**Exercise prompt**
Find the word "name" in the data below and copy each line that holds it.

(Saved data entries)

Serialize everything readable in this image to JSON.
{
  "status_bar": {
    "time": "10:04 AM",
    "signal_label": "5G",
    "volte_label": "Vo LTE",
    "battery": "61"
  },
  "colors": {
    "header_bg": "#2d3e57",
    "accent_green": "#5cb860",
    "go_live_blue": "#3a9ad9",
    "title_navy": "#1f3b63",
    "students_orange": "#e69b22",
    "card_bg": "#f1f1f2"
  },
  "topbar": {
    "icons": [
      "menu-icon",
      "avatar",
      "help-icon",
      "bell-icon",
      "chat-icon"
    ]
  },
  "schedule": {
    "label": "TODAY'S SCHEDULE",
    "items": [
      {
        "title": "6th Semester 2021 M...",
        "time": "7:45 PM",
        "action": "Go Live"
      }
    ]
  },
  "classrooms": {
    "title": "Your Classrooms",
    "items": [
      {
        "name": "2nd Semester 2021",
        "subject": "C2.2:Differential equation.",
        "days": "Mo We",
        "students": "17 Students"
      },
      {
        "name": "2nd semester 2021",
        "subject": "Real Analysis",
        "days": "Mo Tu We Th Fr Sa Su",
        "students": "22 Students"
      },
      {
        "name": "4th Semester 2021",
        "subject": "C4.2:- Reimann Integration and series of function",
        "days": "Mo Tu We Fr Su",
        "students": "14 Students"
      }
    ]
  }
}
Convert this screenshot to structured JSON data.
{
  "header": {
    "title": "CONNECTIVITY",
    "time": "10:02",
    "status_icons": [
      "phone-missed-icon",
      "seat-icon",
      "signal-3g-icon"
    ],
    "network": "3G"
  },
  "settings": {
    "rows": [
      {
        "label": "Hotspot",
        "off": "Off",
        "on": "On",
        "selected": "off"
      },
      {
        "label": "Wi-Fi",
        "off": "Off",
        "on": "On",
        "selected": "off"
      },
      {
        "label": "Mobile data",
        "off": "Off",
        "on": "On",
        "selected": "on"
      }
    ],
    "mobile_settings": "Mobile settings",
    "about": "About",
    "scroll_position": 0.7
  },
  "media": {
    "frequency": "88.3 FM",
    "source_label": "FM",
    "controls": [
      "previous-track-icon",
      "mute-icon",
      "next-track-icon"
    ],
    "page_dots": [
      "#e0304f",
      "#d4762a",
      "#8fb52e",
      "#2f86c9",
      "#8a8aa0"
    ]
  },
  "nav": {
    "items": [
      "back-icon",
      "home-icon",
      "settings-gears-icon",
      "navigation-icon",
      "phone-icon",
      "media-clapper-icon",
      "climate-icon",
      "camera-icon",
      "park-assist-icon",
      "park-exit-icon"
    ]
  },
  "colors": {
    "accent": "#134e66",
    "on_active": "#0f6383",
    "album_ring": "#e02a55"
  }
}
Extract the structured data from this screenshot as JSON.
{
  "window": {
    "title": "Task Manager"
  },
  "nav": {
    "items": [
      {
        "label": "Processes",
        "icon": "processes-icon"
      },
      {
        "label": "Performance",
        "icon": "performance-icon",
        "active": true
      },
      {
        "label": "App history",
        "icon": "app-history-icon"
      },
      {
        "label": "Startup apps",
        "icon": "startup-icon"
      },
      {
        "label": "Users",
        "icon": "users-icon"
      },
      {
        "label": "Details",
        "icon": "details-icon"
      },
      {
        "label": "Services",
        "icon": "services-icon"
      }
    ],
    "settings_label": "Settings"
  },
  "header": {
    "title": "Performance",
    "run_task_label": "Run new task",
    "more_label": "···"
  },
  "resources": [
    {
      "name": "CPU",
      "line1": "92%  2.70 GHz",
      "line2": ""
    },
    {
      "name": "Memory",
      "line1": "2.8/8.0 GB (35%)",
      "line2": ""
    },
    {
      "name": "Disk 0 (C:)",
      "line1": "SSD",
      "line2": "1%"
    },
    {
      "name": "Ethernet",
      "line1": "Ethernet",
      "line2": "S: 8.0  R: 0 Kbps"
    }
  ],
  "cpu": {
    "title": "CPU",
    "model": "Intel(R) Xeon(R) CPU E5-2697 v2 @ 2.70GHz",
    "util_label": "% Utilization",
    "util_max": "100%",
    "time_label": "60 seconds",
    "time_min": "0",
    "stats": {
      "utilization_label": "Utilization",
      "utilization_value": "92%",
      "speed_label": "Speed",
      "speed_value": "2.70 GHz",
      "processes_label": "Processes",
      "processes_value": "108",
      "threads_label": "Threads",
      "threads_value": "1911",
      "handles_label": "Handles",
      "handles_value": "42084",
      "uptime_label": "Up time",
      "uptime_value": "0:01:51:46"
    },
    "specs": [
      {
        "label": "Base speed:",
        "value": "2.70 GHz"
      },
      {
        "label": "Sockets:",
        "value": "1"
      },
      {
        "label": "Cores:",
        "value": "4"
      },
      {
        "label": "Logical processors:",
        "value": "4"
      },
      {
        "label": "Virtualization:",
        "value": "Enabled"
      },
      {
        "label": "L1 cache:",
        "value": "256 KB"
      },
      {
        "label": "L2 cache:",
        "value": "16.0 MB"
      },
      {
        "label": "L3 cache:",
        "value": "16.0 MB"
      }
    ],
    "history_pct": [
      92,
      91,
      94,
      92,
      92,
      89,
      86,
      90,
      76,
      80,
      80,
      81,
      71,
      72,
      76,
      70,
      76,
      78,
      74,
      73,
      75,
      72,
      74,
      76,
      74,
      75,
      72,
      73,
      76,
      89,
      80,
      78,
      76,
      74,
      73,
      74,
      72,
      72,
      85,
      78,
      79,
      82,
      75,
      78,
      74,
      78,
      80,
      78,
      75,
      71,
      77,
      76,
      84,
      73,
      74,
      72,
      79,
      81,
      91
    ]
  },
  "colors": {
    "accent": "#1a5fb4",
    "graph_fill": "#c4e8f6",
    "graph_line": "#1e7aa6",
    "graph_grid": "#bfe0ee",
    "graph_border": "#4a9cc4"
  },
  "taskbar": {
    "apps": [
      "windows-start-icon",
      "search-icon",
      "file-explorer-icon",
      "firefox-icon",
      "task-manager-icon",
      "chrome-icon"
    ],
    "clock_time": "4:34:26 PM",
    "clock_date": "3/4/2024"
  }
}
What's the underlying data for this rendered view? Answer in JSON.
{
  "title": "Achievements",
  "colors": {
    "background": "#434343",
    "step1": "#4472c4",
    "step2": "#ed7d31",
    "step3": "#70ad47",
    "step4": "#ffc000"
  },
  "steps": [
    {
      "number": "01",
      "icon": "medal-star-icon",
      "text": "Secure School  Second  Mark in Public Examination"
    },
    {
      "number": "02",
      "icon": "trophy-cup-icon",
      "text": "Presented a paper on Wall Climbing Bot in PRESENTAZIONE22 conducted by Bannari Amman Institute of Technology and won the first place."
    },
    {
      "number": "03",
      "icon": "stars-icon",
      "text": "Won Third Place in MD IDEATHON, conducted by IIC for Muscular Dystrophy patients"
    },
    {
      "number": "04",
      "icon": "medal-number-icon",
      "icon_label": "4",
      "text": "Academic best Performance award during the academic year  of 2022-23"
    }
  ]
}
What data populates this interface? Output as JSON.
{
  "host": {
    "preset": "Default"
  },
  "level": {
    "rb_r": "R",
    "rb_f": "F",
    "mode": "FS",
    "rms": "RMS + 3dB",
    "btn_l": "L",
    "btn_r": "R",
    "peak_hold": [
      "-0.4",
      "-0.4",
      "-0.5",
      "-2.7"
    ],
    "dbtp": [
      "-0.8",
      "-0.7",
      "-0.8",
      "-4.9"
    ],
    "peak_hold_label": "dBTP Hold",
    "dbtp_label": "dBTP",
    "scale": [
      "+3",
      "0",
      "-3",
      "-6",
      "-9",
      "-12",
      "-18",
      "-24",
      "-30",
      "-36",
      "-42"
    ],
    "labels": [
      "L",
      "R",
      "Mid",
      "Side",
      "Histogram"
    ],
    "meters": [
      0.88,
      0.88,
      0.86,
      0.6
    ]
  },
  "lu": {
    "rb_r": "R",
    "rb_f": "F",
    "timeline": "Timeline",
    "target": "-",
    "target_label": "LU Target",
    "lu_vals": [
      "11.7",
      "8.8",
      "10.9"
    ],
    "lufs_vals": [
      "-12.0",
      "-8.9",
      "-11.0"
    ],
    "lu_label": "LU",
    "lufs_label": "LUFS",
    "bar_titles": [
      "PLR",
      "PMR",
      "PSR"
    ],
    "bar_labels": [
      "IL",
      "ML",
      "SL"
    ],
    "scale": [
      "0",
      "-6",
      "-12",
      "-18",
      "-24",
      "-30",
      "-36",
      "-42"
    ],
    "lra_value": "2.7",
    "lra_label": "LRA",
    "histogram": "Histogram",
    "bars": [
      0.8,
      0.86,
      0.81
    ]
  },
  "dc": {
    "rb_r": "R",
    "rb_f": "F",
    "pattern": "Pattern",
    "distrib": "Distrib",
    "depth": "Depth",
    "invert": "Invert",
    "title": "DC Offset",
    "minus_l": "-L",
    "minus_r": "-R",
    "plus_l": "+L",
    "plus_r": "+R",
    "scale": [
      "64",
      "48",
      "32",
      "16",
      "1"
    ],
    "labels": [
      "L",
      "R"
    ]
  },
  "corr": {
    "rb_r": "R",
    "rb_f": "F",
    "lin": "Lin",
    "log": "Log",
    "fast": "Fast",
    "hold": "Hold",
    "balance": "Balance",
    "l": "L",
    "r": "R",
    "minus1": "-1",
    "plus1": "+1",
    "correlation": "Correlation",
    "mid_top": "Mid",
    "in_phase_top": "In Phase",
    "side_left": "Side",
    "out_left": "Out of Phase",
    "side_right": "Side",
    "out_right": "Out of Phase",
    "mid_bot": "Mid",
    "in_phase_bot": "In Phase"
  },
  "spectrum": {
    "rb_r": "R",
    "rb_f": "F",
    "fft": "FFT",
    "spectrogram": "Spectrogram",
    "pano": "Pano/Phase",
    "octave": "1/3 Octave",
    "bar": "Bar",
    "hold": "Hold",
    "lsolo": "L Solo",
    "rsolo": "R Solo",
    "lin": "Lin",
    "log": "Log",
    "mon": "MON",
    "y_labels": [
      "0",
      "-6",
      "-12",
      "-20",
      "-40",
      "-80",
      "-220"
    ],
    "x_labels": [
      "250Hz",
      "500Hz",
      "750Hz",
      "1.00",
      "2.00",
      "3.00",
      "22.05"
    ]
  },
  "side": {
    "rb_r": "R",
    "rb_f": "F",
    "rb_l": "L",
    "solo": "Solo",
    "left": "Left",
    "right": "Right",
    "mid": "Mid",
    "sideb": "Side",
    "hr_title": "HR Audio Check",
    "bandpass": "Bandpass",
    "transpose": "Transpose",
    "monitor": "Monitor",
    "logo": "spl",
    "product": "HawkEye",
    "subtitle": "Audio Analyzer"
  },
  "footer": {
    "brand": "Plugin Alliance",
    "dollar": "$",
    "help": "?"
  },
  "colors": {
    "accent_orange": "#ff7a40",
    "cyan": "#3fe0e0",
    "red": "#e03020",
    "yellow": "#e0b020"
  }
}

**Result for this task**
        "name": "2nd Semester 2021",
        "name": "2nd semester 2021",
        "name": "4th Semester 2021",
      "name": "CPU",
      "name": "Memory",
      "name": "Disk 0 (C:)",
      "name": "Ethernet",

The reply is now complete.